SHEEP SHADNEY, tea made from sheep droppings. It is sweetened and fed to very young babies.
The Internet has a few tidbits on this folk remedy. “Sheep shadney” returns only references back to Jonah’s Gourd Vine, but “sheep shandy” gives us a reference from the Floripedia prescribing the concoction as a remedy for whooping cough.
Covey’s African-American Slave Medicine confirms the practice in Kentucky and Indiana as a treatment for measles (another childhood disease). Other kinds of dung (cow and chicken) are also mentioned as cures for the common cold.
The wonderfully Victorian title Scatalogic Rites of All Nations finds “sheep shadney” remedy for measles (under the name “sheep nannie tea”) among the Navajos, who supposedly learned it from the Spanish.
While making a tea out of manure seems nauseating to 21-st century suburbanites, I wonder if that same revulsion would have been present among agricultural people two hundred years ago. Living closer to the hummus, these smells would have been omnipresent and familiar and possibly not as off-putting. Body odor and bad breath weren’t considered particularly offensive smells until companies wanted to sell us deodorant and mouthwash; perhaps manure wasn’t smelly until we weren’t around it every day.

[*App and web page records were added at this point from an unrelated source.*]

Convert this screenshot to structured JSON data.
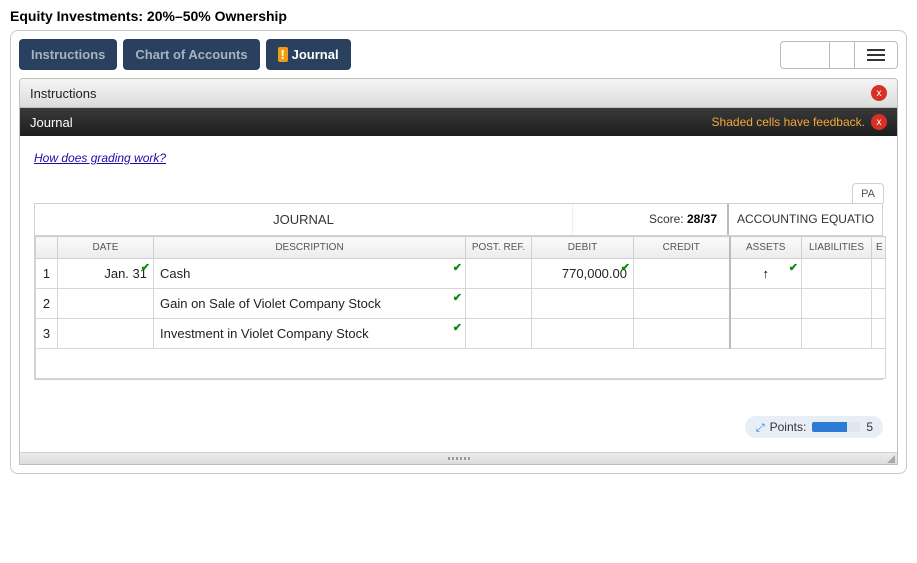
{
  "title": "Equity Investments: 20%–50% Ownership",
  "tabs": {
    "instructions": "Instructions",
    "chart_of_accounts": "Chart of Accounts",
    "journal": "Journal",
    "bang": "!"
  },
  "instructions_header": "Instructions",
  "journal_header": "Journal",
  "feedback_note": "Shaded cells have feedback.",
  "grading_link": "How does grading work?",
  "pa_tab": "PA",
  "journal_title": "JOURNAL",
  "score_label": "Score:",
  "score_value": "28/37",
  "acct_eq_label": "ACCOUNTING EQUATIO",
  "columns": {
    "date": "DATE",
    "description": "DESCRIPTION",
    "post_ref": "POST. REF.",
    "debit": "DEBIT",
    "credit": "CREDIT",
    "assets": "ASSETS",
    "liabilities": "LIABILITIES",
    "eq": "E"
  },
  "rows": [
    {
      "n": "1",
      "date": "Jan. 31",
      "description": "Cash",
      "post_ref": "",
      "debit": "770,000.00",
      "credit": "",
      "assets": "↑",
      "liabilities": "",
      "date_check": true,
      "desc_check": true,
      "debit_check": true,
      "assets_check": true
    },
    {
      "n": "2",
      "date": "",
      "description": "Gain on Sale of Violet Company Stock",
      "post_ref": "",
      "debit": "",
      "credit": "",
      "assets": "",
      "liabilities": "",
      "desc_check": true
    },
    {
      "n": "3",
      "date": "",
      "description": "Investment in Violet Company Stock",
      "post_ref": "",
      "debit": "",
      "credit": "",
      "assets": "",
      "liabilities": "",
      "desc_check": true
    }
  ],
  "points_label": "Points:",
  "points_trail": "5"
}
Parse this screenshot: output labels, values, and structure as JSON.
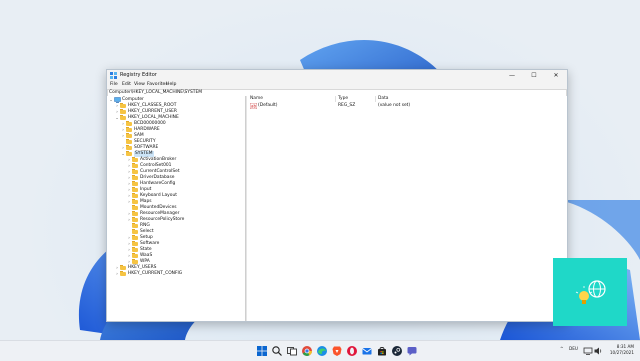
{
  "window": {
    "title": "Registry Editor",
    "controls": {
      "minimize": "—",
      "maximize": "☐",
      "close": "✕"
    }
  },
  "menu": [
    "File",
    "Edit",
    "View",
    "Favorites",
    "Help"
  ],
  "address": "Computer\\HKEY_LOCAL_MACHINE\\SYSTEM",
  "tree": [
    {
      "label": "Computer",
      "chev": "⌄",
      "icon": "computer-icon"
    },
    {
      "label": "HKEY_CLASSES_ROOT",
      "chev": "›"
    },
    {
      "label": "HKEY_CURRENT_USER",
      "chev": "›"
    },
    {
      "label": "HKEY_LOCAL_MACHINE",
      "chev": "⌄"
    },
    {
      "label": "BCD00000000",
      "chev": "›"
    },
    {
      "label": "HARDWARE",
      "chev": "›"
    },
    {
      "label": "SAM",
      "chev": "›"
    },
    {
      "label": "SECURITY",
      "chev": ""
    },
    {
      "label": "SOFTWARE",
      "chev": "›"
    },
    {
      "label": "SYSTEM",
      "chev": "⌄",
      "selected": true
    },
    {
      "label": "ActivationBroker",
      "chev": "›"
    },
    {
      "label": "ControlSet001",
      "chev": "›"
    },
    {
      "label": "CurrentControlSet",
      "chev": "›"
    },
    {
      "label": "DriverDatabase",
      "chev": "›"
    },
    {
      "label": "HardwareConfig",
      "chev": "›"
    },
    {
      "label": "Input",
      "chev": "›"
    },
    {
      "label": "Keyboard Layout",
      "chev": "›"
    },
    {
      "label": "Maps",
      "chev": "›"
    },
    {
      "label": "MountedDevices",
      "chev": ""
    },
    {
      "label": "ResourceManager",
      "chev": "›"
    },
    {
      "label": "ResourcePolicyStore",
      "chev": "›"
    },
    {
      "label": "RNG",
      "chev": ""
    },
    {
      "label": "Select",
      "chev": ""
    },
    {
      "label": "Setup",
      "chev": "›"
    },
    {
      "label": "Software",
      "chev": "›"
    },
    {
      "label": "State",
      "chev": "›"
    },
    {
      "label": "WaaS",
      "chev": "›"
    },
    {
      "label": "WPA",
      "chev": "›"
    },
    {
      "label": "HKEY_USERS",
      "chev": "›"
    },
    {
      "label": "HKEY_CURRENT_CONFIG",
      "chev": "›"
    }
  ],
  "columns": {
    "name": "Name",
    "type": "Type",
    "data": "Data"
  },
  "values": [
    {
      "name": "(Default)",
      "type": "REG_SZ",
      "data": "(value not set)"
    }
  ],
  "taskbar": {
    "icons": [
      "windows-start-icon",
      "search-icon",
      "task-view-icon",
      "chrome-icon",
      "edge-icon",
      "brave-icon",
      "opera-icon",
      "mail-icon",
      "store-icon",
      "steam-icon",
      "chat-icon"
    ],
    "tray_caret": "^",
    "language": "DEU",
    "time": "8:31 AM",
    "date": "10/27/2021"
  },
  "popup": {
    "color": "#1fd8c8"
  },
  "colors": {
    "selection": "#cce4f7",
    "folder": "#f6c443",
    "accent": "#0067c0"
  }
}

However, part of the cure may be the bad smell. Do we drive away “bad airs” (like measles and whooping cough) with sweet smells: a pocketful of posies? Or do we drive them away with worse — yet familiar — airs: animal manure? If the tea didn’t stink, would it work against measles? Would anyone have thought to try?